Data to use START

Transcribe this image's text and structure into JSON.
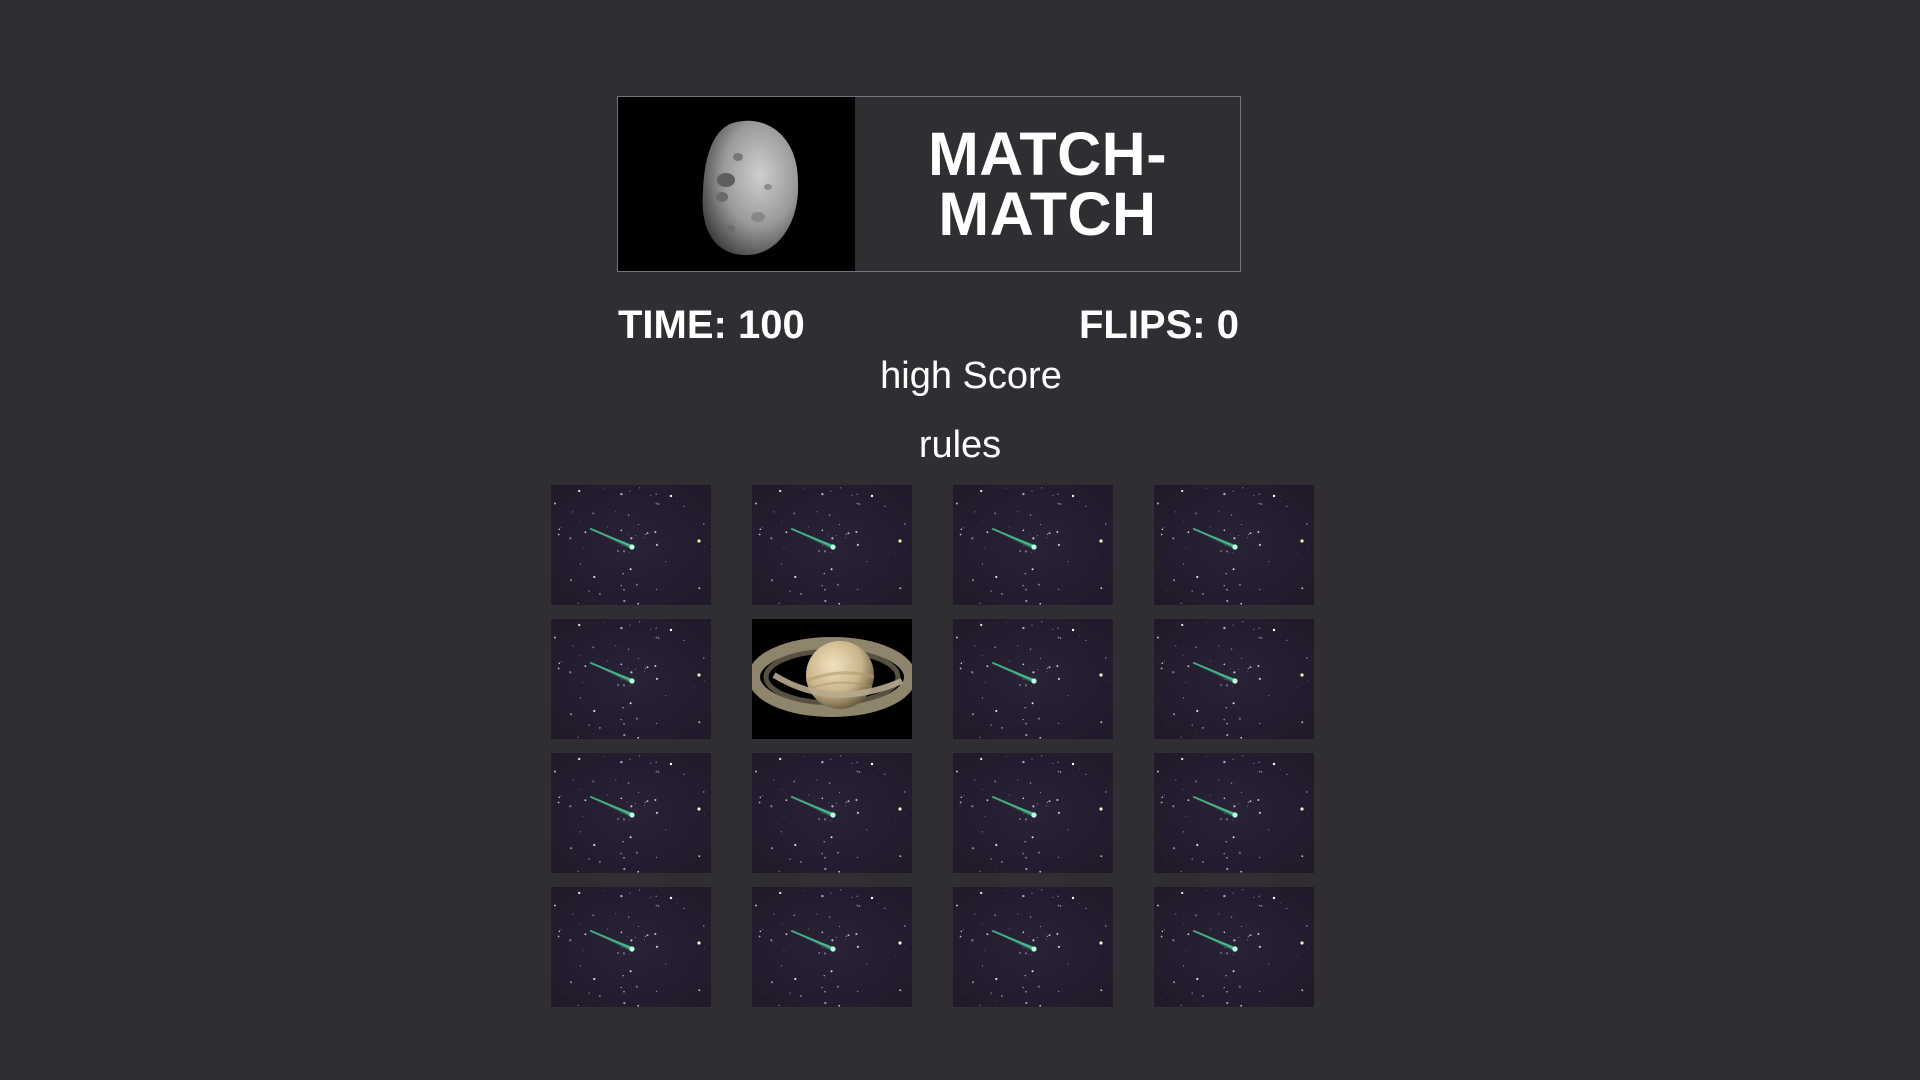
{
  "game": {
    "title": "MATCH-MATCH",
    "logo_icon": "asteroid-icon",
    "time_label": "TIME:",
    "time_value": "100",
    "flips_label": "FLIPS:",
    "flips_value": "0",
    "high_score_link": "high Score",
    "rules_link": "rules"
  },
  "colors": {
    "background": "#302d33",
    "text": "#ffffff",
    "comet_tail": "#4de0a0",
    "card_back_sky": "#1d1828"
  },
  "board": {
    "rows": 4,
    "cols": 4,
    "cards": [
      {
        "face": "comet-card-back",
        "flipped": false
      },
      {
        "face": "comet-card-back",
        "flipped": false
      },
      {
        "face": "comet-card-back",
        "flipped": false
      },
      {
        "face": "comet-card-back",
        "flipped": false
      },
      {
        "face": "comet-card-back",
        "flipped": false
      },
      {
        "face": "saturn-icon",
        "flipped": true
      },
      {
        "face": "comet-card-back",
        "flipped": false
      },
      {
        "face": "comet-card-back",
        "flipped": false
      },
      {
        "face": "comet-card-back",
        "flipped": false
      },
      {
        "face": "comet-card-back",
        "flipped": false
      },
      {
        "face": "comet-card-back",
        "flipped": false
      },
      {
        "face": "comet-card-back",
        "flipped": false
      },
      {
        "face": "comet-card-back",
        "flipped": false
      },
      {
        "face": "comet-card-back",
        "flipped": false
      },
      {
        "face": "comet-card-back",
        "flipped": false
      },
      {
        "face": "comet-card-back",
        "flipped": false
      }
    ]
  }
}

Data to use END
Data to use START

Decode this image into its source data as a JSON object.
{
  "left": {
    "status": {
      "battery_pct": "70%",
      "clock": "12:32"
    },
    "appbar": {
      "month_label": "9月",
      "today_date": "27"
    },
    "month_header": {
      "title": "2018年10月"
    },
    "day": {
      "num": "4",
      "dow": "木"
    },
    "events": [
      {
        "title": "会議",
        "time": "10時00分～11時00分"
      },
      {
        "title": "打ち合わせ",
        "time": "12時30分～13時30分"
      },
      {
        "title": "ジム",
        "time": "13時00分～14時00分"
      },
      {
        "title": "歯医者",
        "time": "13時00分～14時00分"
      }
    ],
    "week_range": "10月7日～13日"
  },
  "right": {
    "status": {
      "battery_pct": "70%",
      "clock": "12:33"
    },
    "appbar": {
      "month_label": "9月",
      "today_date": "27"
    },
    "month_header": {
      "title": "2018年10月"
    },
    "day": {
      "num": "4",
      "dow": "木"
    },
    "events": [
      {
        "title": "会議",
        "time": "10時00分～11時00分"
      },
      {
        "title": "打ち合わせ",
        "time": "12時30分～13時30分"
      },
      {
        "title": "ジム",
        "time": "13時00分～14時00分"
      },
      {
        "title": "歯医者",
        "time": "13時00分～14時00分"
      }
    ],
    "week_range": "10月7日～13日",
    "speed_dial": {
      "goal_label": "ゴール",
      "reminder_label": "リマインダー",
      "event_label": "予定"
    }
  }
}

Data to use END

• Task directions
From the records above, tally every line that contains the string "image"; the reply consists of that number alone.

• Worked solution
2